DATA EXTRACT:

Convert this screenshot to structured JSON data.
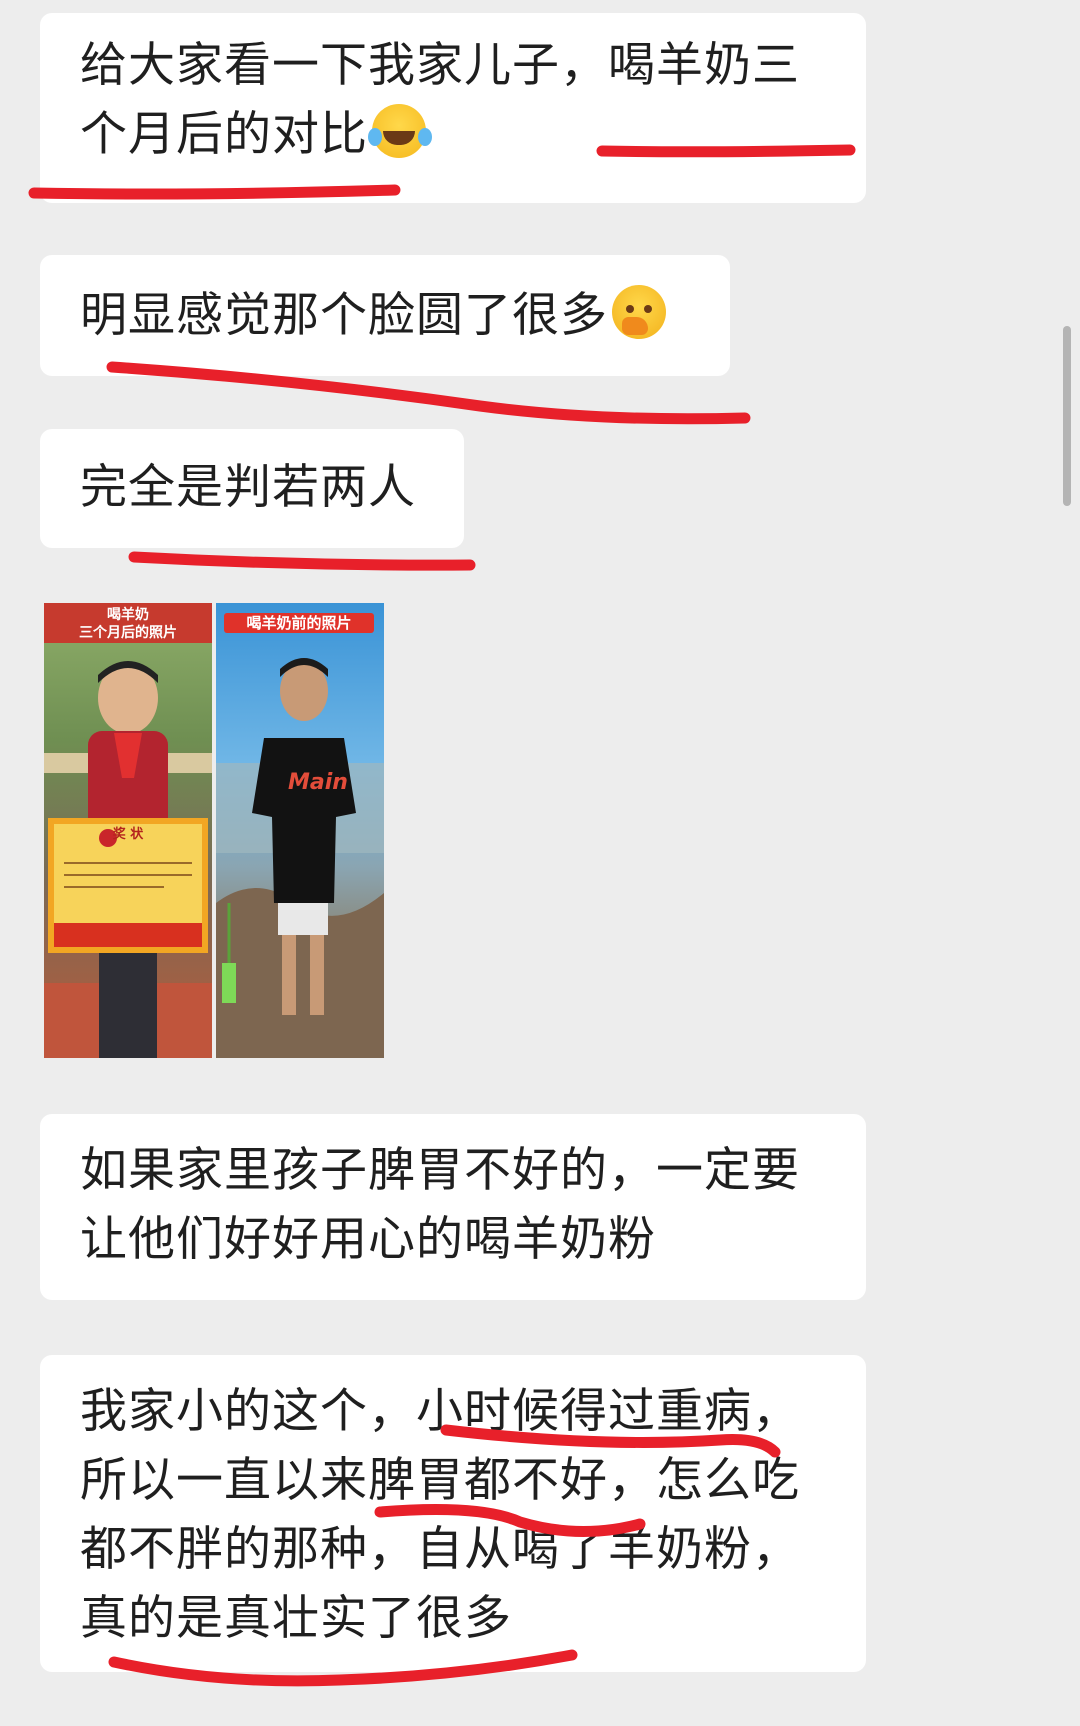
{
  "chat": {
    "messages": [
      {
        "lines": [
          "给大家看一下我家儿子，喝羊奶三",
          "个月后的对比"
        ],
        "emoji": "laughing-tears"
      },
      {
        "lines": [
          "明显感觉那个脸圆了很多"
        ],
        "emoji": "thinking-face"
      },
      {
        "lines": [
          "完全是判若两人"
        ]
      },
      {
        "lines": [
          "如果家里孩子脾胃不好的，一定要",
          "让他们好好用心的喝羊奶粉"
        ]
      },
      {
        "lines": [
          "我家小的这个，小时候得过重病，",
          "所以一直以来脾胃都不好，怎么吃",
          "都不胖的那种，自从喝了羊奶粉，",
          "真的是真壮实了很多"
        ]
      }
    ],
    "image_message": {
      "left_photo": {
        "caption_line1": "喝羊奶",
        "caption_line2": "三个月后的照片",
        "certificate_title": "奖  状"
      },
      "right_photo": {
        "caption": "喝羊奶前的照片",
        "shirt_text": "Main"
      }
    }
  },
  "colors": {
    "background": "#ededed",
    "bubble": "#ffffff",
    "text": "#1f1f1f",
    "underline": "#e8202a"
  }
}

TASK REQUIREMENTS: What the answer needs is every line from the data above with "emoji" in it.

EXERCISE SOLUTION:
        "emoji": "laughing-tears"
        "emoji": "thinking-face"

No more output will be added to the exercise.